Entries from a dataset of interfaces
====

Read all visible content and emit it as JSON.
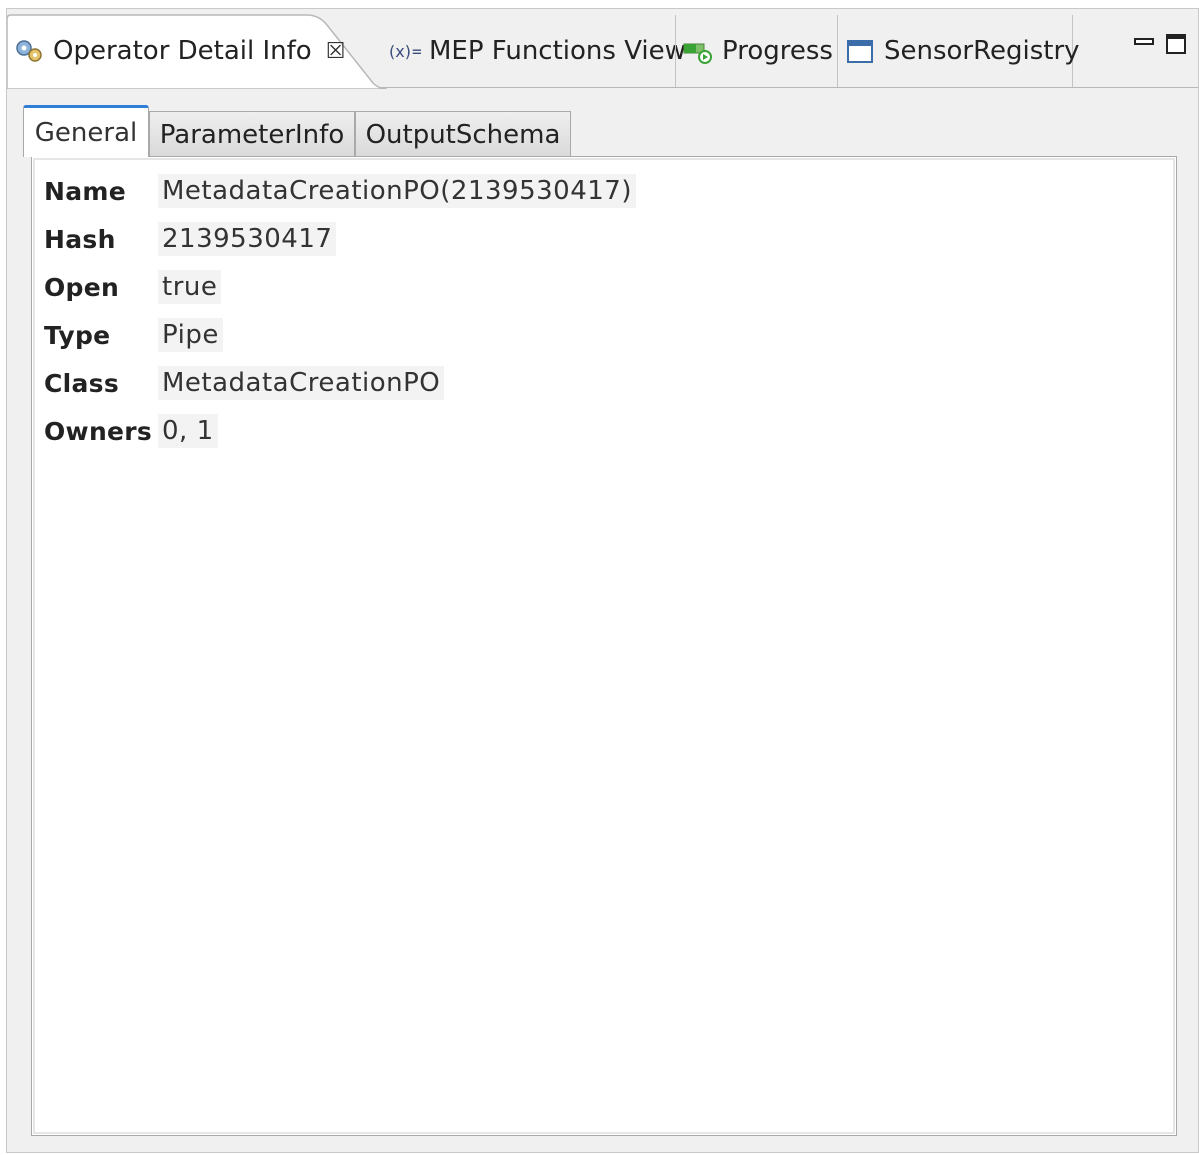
{
  "view_tabs": [
    {
      "label": "Operator Detail Info",
      "icon": "operator-gear-icon",
      "active": true
    },
    {
      "label": "MEP Functions View",
      "icon": "function-x-icon",
      "active": false
    },
    {
      "label": "Progress",
      "icon": "progress-bar-icon",
      "active": false
    },
    {
      "label": "SensorRegistry",
      "icon": "window-icon",
      "active": false
    }
  ],
  "close_glyph": "☒",
  "inner_tabs": [
    {
      "label": "General",
      "active": true
    },
    {
      "label": "ParameterInfo",
      "active": false
    },
    {
      "label": "OutputSchema",
      "active": false
    }
  ],
  "properties": [
    {
      "label": "Name",
      "value": "MetadataCreationPO(2139530417)"
    },
    {
      "label": "Hash",
      "value": "2139530417"
    },
    {
      "label": "Open",
      "value": "true"
    },
    {
      "label": "Type",
      "value": "Pipe"
    },
    {
      "label": "Class",
      "value": "MetadataCreationPO"
    },
    {
      "label": "Owners",
      "value": "0, 1"
    }
  ],
  "colors": {
    "accent": "#2f7fd8",
    "panel_bg": "#f0f0f0",
    "progress_green": "#3aa336"
  }
}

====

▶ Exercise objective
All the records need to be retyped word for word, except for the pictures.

▶ Solution to the problem
Read all visible content and emit it as JSON.
{
  "view_tabs": [
    {
      "label": "Operator Detail Info",
      "icon": "operator-gear-icon",
      "active": true
    },
    {
      "label": "MEP Functions View",
      "icon": "function-x-icon",
      "active": false
    },
    {
      "label": "Progress",
      "icon": "progress-bar-icon",
      "active": false
    },
    {
      "label": "SensorRegistry",
      "icon": "window-icon",
      "active": false
    }
  ],
  "close_glyph": "☒",
  "inner_tabs": [
    {
      "label": "General",
      "active": true
    },
    {
      "label": "ParameterInfo",
      "active": false
    },
    {
      "label": "OutputSchema",
      "active": false
    }
  ],
  "properties": [
    {
      "label": "Name",
      "value": "MetadataCreationPO(2139530417)"
    },
    {
      "label": "Hash",
      "value": "2139530417"
    },
    {
      "label": "Open",
      "value": "true"
    },
    {
      "label": "Type",
      "value": "Pipe"
    },
    {
      "label": "Class",
      "value": "MetadataCreationPO"
    },
    {
      "label": "Owners",
      "value": "0, 1"
    }
  ],
  "colors": {
    "accent": "#2f7fd8",
    "panel_bg": "#f0f0f0",
    "progress_green": "#3aa336"
  }
}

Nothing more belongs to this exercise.